Thirty-five mothers and fathers were videotaped in their homes as they read a familiar and unfamiliar book to their preschoolers aged between 3;6 and 4;1. Parental discussions about the text were coded for four levels of abstraction and correlated with children's gains one year later on a formal test of the same four levels of language abstraction (the Preschool Language Assessment Instrument). Parental input at three of the four levels of abstraction was positively and significantly correlated with their children's gains at the highest level of abstraction. This was also the level at which children's scores were the lowest initially and showed the greatest gains. The results suggest that discussions during book reading with preschoolers may be a positive influence, since it was parents' amount of input at lower as well as higher levels of abstraction that correlated with the children's development of more abstract language. We speculate that more input at lower levels might enhance learning by creating a climate of success in allowing children to display mastered skills, whereas more input at higher levels might enhance learning by challenging children with abstract language skills they are just beginning to acquire.
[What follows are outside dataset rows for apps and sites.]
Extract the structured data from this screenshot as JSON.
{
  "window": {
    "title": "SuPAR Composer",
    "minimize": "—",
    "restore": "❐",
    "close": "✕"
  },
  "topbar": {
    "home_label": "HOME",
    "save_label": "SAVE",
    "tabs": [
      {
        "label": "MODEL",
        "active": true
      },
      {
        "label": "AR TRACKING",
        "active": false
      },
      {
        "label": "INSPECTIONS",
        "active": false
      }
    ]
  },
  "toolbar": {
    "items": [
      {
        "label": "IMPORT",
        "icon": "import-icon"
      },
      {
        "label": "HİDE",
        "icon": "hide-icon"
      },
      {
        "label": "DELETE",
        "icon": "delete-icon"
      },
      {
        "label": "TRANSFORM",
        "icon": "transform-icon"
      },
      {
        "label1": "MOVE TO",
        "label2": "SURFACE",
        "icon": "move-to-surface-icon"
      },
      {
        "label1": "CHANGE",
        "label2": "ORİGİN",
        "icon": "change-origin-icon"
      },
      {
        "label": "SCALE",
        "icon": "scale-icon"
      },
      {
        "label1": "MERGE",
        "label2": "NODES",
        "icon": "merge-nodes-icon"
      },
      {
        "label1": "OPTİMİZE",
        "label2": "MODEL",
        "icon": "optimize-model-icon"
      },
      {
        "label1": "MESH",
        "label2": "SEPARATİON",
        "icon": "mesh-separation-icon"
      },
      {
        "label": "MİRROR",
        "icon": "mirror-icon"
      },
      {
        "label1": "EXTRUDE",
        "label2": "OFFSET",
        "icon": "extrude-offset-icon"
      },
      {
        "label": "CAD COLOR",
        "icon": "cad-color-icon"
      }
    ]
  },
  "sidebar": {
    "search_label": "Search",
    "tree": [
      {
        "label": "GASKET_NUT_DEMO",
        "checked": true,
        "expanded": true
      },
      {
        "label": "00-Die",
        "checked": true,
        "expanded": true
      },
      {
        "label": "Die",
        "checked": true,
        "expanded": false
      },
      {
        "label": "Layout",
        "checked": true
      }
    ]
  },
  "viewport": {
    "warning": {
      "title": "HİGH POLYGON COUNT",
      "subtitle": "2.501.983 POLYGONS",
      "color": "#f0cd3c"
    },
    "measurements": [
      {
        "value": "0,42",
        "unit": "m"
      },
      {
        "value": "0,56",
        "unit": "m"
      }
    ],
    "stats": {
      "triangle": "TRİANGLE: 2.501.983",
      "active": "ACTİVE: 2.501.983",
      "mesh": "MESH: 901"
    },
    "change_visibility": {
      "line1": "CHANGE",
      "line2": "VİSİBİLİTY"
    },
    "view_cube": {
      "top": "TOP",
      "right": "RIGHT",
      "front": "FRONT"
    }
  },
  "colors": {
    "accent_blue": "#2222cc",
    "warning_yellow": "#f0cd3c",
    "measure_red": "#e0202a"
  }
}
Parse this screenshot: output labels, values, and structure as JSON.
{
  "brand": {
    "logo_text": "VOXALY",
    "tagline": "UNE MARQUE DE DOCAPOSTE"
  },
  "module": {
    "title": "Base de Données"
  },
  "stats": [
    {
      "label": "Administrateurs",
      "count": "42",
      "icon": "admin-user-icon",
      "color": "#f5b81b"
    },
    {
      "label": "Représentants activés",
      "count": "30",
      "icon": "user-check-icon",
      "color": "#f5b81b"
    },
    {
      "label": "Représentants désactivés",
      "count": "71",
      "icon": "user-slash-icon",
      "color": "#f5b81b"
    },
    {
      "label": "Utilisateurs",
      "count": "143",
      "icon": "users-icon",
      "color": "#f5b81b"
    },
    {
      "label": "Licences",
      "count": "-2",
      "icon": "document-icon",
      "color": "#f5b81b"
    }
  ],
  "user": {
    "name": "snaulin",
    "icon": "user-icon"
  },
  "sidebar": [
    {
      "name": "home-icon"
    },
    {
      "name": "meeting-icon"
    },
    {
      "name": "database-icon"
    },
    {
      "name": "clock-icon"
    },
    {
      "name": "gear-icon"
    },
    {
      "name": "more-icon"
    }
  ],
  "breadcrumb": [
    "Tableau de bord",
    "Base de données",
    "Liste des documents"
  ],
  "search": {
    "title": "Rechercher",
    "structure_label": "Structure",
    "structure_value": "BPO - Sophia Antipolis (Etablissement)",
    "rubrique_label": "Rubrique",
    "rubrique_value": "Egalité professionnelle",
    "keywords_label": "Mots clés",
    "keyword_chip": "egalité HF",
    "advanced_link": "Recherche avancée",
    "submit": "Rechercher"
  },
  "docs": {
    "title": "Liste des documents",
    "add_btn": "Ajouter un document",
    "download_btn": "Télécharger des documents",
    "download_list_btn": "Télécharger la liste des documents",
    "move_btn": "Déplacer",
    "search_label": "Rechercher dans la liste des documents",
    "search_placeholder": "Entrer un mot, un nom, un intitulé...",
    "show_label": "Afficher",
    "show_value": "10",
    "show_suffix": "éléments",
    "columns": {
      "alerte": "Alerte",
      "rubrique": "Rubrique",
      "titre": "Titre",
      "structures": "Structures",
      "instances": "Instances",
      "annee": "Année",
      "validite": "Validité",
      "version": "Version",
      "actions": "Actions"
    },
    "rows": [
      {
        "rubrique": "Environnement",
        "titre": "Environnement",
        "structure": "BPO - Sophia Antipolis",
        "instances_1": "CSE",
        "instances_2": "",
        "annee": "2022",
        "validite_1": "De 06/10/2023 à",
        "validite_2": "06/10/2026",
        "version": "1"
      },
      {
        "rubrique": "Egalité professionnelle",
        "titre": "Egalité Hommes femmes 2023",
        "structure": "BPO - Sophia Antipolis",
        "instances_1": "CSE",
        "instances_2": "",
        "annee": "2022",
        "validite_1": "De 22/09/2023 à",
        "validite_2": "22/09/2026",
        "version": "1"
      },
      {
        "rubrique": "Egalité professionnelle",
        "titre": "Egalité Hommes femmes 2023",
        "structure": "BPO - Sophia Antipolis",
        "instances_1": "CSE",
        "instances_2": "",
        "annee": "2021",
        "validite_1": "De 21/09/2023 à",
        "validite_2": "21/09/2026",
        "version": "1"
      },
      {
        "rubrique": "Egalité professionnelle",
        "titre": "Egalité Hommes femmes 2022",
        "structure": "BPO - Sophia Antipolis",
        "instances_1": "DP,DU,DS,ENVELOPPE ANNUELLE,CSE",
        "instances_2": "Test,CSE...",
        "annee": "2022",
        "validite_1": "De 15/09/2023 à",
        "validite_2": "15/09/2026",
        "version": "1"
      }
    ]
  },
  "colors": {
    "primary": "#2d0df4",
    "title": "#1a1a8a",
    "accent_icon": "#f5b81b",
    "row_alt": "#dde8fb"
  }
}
In contrast to previous research, these results suggest that there is a great deal of variability in middle-class families in the amount of input that children receive at various level of abstractions during book sharing.
The Relationship Between Middle-Class Parents' Book-Sharing Discussion and Their Preschoolers' Abstract Language Development.Journal of Speech, Language, Hearing Research
Citation Informationvan Kleeck, A., Gillam, R. B., Hamilton, L., & *McGrath, C. (1997). The Relationship Between Middle-Class Parents' Book-Sharing Discussion and Their Preschoolers' Abstract Language Development. Journal of Speech and Hearing Research, 40, (6), 1261-1271.